Aeropropulsion system performance improvements are becoming increasingly dependent on the use of control technologies. As aeropropulsion engines evolve from rigid mechanical designs to adaptable systems, the need for new, embeddable sensors and actuators becomes critical. The variable-frequency fluidic actuator is a new device developed at the NASA Glenn Research Center that could be built into the components of an engine, thereby enabling advanced technologies known as active flow control.
Flow control is the technology of manipulating the aerodynamic flow over a surface, such as a wing, to enhance its ability to produce lift or to reduce the drag force, especially under severe operating conditions. This has been an area of basic research for many years. In an airframe, flow control is important because it affects the aircraft’s operability, maneuverability, and fuel consumption. In a turbine engine, there are similar concerns because the many small airfoils in the engine must operate over a large range of flow conditions. Only in recent years have these flow-control concepts been extended to the internal workings of a turbine engine.

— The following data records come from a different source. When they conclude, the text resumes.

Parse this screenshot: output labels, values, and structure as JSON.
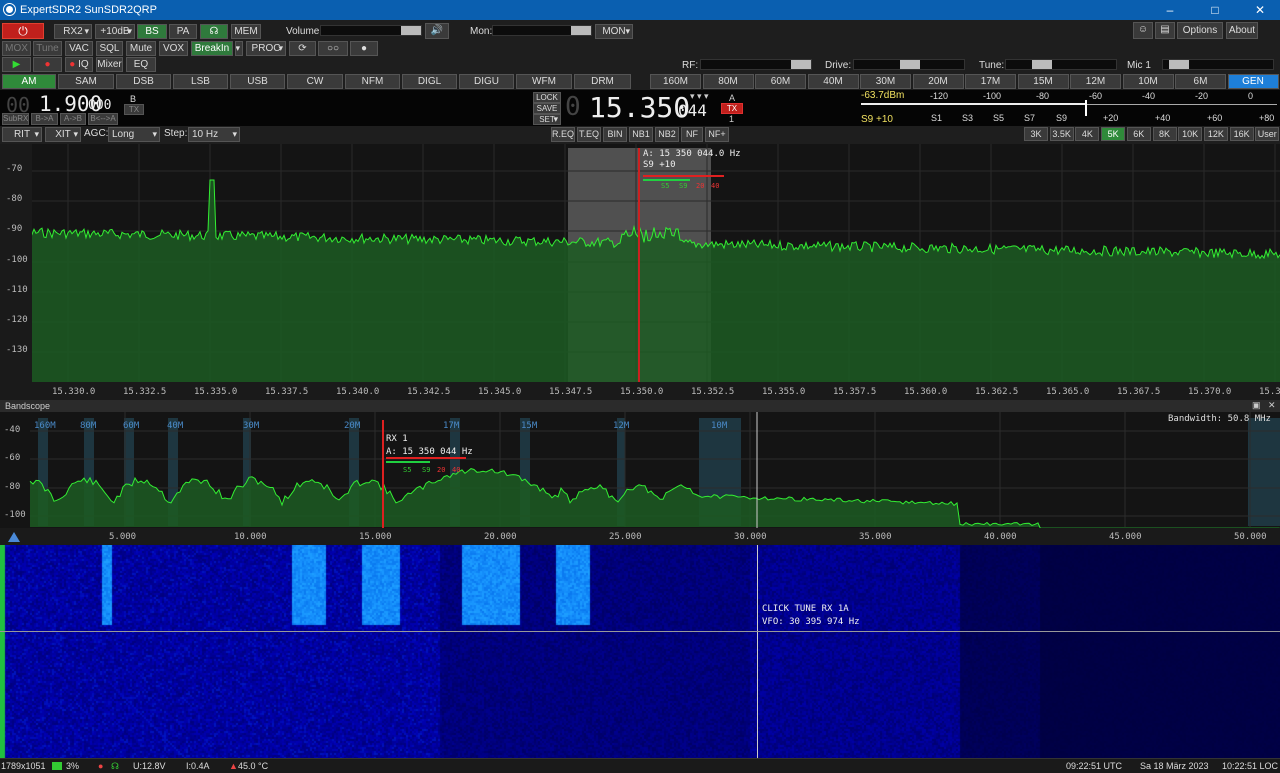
{
  "window": {
    "title": "ExpertSDR2 SunSDR2QRP"
  },
  "toolbar1": {
    "rx2": "RX2",
    "gain": "+10dB",
    "bs": "BS",
    "pa": "PA",
    "mem": "MEM",
    "volume_label": "Volume:",
    "mon_label": "Mon:",
    "mon_btn": "MON",
    "options": "Options",
    "about": "About"
  },
  "toolbar2": {
    "mox": "MOX",
    "tune": "Tune",
    "vac": "VAC",
    "sql": "SQL",
    "mute": "Mute",
    "vox": "VOX",
    "breakin": "BreakIn",
    "proc": "PROC",
    "rf_label": "RF:",
    "drive_label": "Drive:",
    "tune_label": "Tune:",
    "mic_label": "Mic 1"
  },
  "toolbar3": {
    "iq": "IQ",
    "mixer": "Mixer",
    "eq": "EQ"
  },
  "modes": [
    "AM",
    "SAM",
    "DSB",
    "LSB",
    "USB",
    "CW",
    "NFM",
    "DIGL",
    "DIGU",
    "WFM",
    "DRM"
  ],
  "bands": [
    "160M",
    "80M",
    "60M",
    "40M",
    "30M",
    "20M",
    "17M",
    "15M",
    "12M",
    "10M",
    "6M",
    "GEN"
  ],
  "vfo_b": {
    "lead": "00",
    "freq_main": "1.900",
    "freq_sub": "000",
    "label": "B",
    "tx": "TX",
    "subrx": "SubRX",
    "b_a": "B->A",
    "a_b": "A->B",
    "swap": "B<-->A"
  },
  "vfo_a": {
    "lock": "LOCK",
    "save": "SAVE",
    "set": "SET",
    "lead": "0",
    "freq_main": "15.350",
    "freq_sub": "044",
    "label": "A",
    "tx": "TX",
    "rx": "1"
  },
  "smeter": {
    "dbm": "-63.7dBm",
    "reading": "S9 +10",
    "scale_top": [
      "-120",
      "-100",
      "-80",
      "-60",
      "-40",
      "-20",
      "0"
    ],
    "scale_bottom": [
      "S1",
      "S3",
      "S5",
      "S7",
      "S9",
      "+20",
      "+40",
      "+60",
      "+80"
    ]
  },
  "row6": {
    "rit": "RIT",
    "xit": "XIT",
    "agc_label": "AGC:",
    "agc_value": "Long",
    "step_label": "Step:",
    "step_value": "10 Hz",
    "dsp": [
      "R.EQ",
      "T.EQ",
      "BIN",
      "NB1",
      "NB2",
      "NF",
      "NF+"
    ],
    "bandwidths": [
      "3K",
      "3.5K",
      "4K",
      "5K",
      "6K",
      "8K",
      "10K",
      "12K",
      "16K",
      "User"
    ]
  },
  "spectrum": {
    "db_ticks": [
      "-70",
      "-80",
      "-90",
      "-100",
      "-110",
      "-120",
      "-130"
    ],
    "freq_ticks": [
      "15.330.0",
      "15.332.5",
      "15.335.0",
      "15.337.5",
      "15.340.0",
      "15.342.5",
      "15.345.0",
      "15.347.5",
      "15.350.0",
      "15.352.5",
      "15.355.0",
      "15.357.5",
      "15.360.0",
      "15.362.5",
      "15.365.0",
      "15.367.5",
      "15.370.0",
      "15.3"
    ],
    "marker_freq": "A: 15 350 044.0 Hz",
    "marker_s": "S9 +10",
    "mini_scale": [
      "S5",
      "S9",
      "20",
      "40"
    ]
  },
  "bandscope": {
    "title": "Bandscope",
    "bandwidth": "Bandwidth: 50.8 MHz",
    "db_ticks": [
      "-40",
      "-60",
      "-80",
      "-100"
    ],
    "band_labels": [
      "160M",
      "80M",
      "60M",
      "40M",
      "30M",
      "20M",
      "17M",
      "15M",
      "12M",
      "10M"
    ],
    "freq_ticks": [
      "5.000",
      "10.000",
      "15.000",
      "20.000",
      "25.000",
      "30.000",
      "35.000",
      "40.000",
      "45.000",
      "50.000"
    ],
    "rx_label": "RX 1",
    "rx_freq": "A: 15 350 044 Hz",
    "mini_scale": [
      "S5",
      "S9",
      "20",
      "40"
    ]
  },
  "waterfall": {
    "click_tune": "CLICK TUNE RX 1A",
    "vfo": "VFO: 30 395 974 Hz"
  },
  "status": {
    "resolution": "1789x1051",
    "cpu": "3%",
    "voltage": "U:12.8V",
    "current": "I:0.4A",
    "temp": "45.0 °C",
    "utc": "09:22:51 UTC",
    "date": "Sa 18 März 2023",
    "loc": "10:22:51 LOC"
  },
  "colors": {
    "spectrum": "#33ee33",
    "accent_green": "#2f8a3a",
    "accent_blue": "#1e7fd8",
    "title_bar": "#0a5fb0",
    "marker": "#cc2020"
  }
}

Research on air-injection flow control in turbomachinery performed at Glenn has reduced loss dramatically because of the mitigation of flow separation on compressor stators. These results, while demonstrating effective means to enhance performance, have also pointed to the lack of suitable actuation devices to effectively implement flow control in the hostile environment inside a jet engine. To further flow-control research and perhaps enable flow control in production engines, Glenn researchers developed the variable-frequency fluidic actuator, an actuation device capable of pulsed injection at variable frequency and duty cycle.
Example of the output flow from a single channel of the actuator.

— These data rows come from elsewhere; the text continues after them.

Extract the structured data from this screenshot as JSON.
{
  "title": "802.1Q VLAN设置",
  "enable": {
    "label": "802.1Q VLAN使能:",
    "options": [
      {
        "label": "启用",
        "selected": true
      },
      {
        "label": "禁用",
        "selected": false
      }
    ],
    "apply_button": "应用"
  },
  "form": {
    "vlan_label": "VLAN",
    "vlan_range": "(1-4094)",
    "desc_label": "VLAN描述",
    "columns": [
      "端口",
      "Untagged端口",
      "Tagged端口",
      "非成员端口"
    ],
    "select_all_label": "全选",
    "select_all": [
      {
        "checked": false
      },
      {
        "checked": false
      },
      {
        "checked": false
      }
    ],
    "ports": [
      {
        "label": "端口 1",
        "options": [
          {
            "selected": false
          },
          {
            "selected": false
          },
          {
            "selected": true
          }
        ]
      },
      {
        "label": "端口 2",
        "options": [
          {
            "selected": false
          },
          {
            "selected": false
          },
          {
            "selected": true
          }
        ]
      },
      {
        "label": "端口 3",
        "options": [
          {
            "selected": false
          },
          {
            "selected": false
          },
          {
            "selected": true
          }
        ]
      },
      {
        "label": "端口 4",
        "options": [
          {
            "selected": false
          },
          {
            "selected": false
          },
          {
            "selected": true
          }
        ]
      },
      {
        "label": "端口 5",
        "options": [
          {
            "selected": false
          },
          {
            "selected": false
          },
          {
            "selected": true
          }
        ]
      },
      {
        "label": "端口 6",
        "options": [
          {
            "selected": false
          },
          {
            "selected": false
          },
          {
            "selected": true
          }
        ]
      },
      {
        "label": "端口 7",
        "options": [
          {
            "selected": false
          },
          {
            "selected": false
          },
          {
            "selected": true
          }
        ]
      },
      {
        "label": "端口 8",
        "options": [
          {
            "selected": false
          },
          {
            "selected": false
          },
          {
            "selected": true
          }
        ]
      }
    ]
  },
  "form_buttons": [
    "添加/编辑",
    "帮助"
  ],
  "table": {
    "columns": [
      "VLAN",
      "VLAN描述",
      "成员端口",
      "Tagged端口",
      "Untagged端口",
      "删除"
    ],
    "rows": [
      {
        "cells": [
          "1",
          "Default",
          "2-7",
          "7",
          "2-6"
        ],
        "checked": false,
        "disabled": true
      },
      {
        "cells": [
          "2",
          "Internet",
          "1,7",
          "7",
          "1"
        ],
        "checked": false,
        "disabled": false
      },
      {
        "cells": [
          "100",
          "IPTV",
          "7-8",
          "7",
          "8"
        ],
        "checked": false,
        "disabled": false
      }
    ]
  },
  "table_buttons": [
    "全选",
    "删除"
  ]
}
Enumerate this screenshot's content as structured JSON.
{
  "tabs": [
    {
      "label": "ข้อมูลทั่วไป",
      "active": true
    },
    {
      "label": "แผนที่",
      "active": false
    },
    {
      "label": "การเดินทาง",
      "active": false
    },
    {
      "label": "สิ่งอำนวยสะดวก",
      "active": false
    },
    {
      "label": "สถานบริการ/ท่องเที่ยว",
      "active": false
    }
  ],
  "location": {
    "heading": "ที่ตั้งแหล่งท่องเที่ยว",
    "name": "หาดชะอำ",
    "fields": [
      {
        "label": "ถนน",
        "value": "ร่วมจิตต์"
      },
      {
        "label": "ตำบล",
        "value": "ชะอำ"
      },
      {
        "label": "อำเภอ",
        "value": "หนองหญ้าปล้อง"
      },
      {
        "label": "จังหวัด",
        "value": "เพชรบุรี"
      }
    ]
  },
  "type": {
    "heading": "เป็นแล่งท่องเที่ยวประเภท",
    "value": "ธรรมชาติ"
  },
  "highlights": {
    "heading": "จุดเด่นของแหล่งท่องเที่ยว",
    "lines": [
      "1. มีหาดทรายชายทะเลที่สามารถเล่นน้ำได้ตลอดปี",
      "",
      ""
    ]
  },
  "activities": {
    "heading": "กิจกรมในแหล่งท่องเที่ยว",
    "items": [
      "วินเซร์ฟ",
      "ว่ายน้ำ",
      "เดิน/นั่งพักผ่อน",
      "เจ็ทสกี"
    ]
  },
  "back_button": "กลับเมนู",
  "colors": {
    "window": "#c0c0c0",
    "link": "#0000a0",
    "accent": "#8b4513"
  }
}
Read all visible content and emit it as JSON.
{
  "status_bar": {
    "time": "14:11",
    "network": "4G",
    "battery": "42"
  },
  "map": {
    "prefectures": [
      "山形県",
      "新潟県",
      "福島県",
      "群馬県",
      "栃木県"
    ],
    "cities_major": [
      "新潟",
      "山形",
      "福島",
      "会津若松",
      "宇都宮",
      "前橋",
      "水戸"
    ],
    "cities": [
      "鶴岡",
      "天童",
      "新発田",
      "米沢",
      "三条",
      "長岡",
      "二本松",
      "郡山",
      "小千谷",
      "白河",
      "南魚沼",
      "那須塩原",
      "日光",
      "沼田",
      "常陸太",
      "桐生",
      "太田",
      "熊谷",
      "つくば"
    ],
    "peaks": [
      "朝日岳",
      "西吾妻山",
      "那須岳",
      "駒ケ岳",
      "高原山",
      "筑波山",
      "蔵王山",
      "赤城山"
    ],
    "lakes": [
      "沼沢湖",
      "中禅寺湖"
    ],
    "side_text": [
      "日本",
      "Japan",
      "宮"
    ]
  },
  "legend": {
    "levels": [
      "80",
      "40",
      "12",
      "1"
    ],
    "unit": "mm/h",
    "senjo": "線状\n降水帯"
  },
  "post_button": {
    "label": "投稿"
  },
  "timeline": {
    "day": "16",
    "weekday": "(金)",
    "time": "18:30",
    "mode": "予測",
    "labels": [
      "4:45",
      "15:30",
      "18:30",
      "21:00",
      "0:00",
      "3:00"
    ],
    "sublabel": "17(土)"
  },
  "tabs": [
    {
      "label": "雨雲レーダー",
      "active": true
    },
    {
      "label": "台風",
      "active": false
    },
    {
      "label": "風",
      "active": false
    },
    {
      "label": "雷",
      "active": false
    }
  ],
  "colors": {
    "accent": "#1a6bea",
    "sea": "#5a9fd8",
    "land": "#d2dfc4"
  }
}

The actuator produces two highly modulated output flows from a single pressure source. The graph depicts the flow from one channel. The output of the second channel would appear similar but would be 90° out of phase. The device operates on the Coanda effect to switch the source flow to one of the two output channels, thereby forming a stable jet. By applying a very small and momentary force at the control point, as shown in the following drawing, the input flow can be diverted to the opposite channel, where a stable jet is once more formed. Reapplying the momentary control force again results in a switching action at the output. This can be repeated at any frequency and duty cycle up to the acoustic limit of the fluidic channels.

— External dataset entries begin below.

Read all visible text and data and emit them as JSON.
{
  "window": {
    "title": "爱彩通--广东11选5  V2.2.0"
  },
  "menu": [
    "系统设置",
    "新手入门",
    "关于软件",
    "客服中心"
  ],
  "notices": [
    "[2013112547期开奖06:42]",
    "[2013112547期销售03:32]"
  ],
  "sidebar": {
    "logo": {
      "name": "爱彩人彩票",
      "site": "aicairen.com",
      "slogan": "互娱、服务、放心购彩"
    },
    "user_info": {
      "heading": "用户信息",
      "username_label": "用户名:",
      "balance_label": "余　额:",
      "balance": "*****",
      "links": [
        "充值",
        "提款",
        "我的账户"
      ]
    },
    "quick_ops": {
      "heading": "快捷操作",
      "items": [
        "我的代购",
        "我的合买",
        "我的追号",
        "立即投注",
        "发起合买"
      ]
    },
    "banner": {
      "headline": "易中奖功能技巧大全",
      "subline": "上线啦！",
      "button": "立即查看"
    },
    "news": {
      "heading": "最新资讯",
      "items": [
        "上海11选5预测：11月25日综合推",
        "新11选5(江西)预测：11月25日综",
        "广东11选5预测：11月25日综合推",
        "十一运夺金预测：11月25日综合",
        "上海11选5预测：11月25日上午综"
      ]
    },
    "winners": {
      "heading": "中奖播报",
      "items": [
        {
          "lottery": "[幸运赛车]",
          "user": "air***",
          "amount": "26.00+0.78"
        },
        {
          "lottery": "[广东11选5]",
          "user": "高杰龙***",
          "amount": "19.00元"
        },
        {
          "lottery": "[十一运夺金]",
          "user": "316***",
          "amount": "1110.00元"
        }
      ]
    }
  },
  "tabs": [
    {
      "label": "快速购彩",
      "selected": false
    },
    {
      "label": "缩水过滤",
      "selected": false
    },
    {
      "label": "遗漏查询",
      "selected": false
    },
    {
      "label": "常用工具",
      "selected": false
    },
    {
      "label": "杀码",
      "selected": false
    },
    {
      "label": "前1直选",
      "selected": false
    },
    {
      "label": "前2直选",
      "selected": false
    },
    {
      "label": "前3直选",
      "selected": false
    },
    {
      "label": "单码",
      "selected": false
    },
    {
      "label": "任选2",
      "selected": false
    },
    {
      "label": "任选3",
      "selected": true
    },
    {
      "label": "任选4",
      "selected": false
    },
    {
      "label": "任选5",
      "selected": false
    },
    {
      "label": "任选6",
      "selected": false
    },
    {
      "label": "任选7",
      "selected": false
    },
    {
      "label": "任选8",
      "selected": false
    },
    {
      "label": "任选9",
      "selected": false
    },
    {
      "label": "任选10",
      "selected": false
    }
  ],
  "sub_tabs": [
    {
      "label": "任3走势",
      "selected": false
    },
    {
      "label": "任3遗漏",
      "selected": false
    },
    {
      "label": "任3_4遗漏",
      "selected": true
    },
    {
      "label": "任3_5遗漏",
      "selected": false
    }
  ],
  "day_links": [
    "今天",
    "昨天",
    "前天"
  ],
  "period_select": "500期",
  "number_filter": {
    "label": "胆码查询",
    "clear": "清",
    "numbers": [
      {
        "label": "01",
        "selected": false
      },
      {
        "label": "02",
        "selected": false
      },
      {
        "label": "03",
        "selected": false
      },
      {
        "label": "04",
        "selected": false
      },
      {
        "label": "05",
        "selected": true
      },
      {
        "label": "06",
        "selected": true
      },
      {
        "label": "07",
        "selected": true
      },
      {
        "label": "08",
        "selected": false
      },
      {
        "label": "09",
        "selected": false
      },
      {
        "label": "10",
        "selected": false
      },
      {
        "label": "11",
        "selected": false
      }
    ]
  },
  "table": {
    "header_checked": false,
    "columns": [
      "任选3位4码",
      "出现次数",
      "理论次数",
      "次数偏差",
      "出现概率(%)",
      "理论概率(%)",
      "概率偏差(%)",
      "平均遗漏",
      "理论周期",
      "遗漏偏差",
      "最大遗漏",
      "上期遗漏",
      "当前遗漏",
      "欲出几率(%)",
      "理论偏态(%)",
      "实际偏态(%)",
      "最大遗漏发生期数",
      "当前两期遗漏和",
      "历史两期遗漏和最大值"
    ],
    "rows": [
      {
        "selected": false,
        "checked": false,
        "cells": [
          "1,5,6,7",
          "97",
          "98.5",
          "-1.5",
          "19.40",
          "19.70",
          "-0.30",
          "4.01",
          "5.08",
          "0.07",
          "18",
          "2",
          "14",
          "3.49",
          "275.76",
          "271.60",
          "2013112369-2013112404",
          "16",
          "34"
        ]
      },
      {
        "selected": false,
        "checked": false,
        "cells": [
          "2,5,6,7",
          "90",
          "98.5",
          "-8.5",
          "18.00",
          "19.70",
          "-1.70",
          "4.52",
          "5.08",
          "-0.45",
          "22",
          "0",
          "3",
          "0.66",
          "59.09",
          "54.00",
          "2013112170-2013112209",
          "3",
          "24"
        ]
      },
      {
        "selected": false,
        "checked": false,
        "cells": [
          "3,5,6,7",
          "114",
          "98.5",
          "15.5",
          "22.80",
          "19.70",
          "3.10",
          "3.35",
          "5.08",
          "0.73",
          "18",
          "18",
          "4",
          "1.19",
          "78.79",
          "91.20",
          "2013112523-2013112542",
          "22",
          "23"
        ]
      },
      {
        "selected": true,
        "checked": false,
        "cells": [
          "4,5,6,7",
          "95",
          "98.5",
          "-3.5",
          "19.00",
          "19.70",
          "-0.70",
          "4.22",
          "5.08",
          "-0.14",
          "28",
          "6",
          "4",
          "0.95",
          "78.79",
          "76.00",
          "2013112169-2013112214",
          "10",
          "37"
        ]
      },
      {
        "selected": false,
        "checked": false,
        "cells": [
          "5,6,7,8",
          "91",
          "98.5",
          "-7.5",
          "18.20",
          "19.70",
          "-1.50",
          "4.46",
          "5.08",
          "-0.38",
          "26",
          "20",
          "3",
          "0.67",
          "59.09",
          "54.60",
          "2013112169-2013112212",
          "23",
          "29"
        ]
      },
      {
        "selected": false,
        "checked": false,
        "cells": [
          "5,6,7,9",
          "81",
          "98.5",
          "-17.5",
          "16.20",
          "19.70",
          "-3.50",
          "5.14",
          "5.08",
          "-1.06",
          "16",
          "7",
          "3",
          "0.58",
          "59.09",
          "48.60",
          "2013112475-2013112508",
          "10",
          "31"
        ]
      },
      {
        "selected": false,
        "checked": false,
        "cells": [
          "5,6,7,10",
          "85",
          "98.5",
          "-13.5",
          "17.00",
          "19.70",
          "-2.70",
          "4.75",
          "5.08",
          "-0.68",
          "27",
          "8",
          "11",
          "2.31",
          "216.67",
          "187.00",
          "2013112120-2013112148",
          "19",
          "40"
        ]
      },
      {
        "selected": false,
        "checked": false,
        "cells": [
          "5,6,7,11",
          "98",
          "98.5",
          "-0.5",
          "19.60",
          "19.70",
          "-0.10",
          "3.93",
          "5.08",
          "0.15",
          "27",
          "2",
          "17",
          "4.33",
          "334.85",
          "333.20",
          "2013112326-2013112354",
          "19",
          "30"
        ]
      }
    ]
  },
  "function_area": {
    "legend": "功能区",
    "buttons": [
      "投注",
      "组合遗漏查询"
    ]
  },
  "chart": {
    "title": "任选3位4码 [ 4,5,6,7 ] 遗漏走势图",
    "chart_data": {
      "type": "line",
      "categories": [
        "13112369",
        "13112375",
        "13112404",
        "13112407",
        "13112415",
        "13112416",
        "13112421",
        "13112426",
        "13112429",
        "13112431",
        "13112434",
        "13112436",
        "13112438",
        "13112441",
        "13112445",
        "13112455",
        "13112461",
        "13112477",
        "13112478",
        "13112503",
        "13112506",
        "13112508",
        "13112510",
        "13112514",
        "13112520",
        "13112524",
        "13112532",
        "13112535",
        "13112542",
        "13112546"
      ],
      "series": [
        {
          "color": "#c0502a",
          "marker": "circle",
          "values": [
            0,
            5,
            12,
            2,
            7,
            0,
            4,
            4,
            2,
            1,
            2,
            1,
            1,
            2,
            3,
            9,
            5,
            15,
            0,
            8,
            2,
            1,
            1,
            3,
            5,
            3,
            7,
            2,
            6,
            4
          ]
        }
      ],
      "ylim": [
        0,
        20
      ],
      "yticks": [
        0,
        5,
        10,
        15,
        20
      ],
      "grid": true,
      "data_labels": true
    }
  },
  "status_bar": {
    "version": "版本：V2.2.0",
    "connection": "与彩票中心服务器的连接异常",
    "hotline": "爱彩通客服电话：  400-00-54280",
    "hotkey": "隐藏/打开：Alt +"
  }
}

Functional description of the actuator.
The device has been fabricated and tested using miniature, high-speed electromechanical operators to apply the control force as shown in the photograph. An effort is underway to replace the electromechanical operators with an all-electronic operator that will enable further miniaturization and improved high-frequency performance.
Actuator with miniature operators installed.
Find out more about research at the NASA Glenn Research Center: http://www.nasa.gov/glenn
Dennis E. Culley, 216-433-3797, Dennis.E.Culley@nasa.gov
Author: Dennis E. Culley
Headquarters program office: Aeronautics Research Mission Directorate
Programs/projects: Independent Research and Development, Fundamental Aeronautics, Subsonic Fixed Wing
Instrumentation and Controls
Last updated: December 14, 2007
Responsible NASA Official:
Point of contact for NASA Glenn's Research & Technology reports:
Web page curator:
Wyle Information Systems, LLC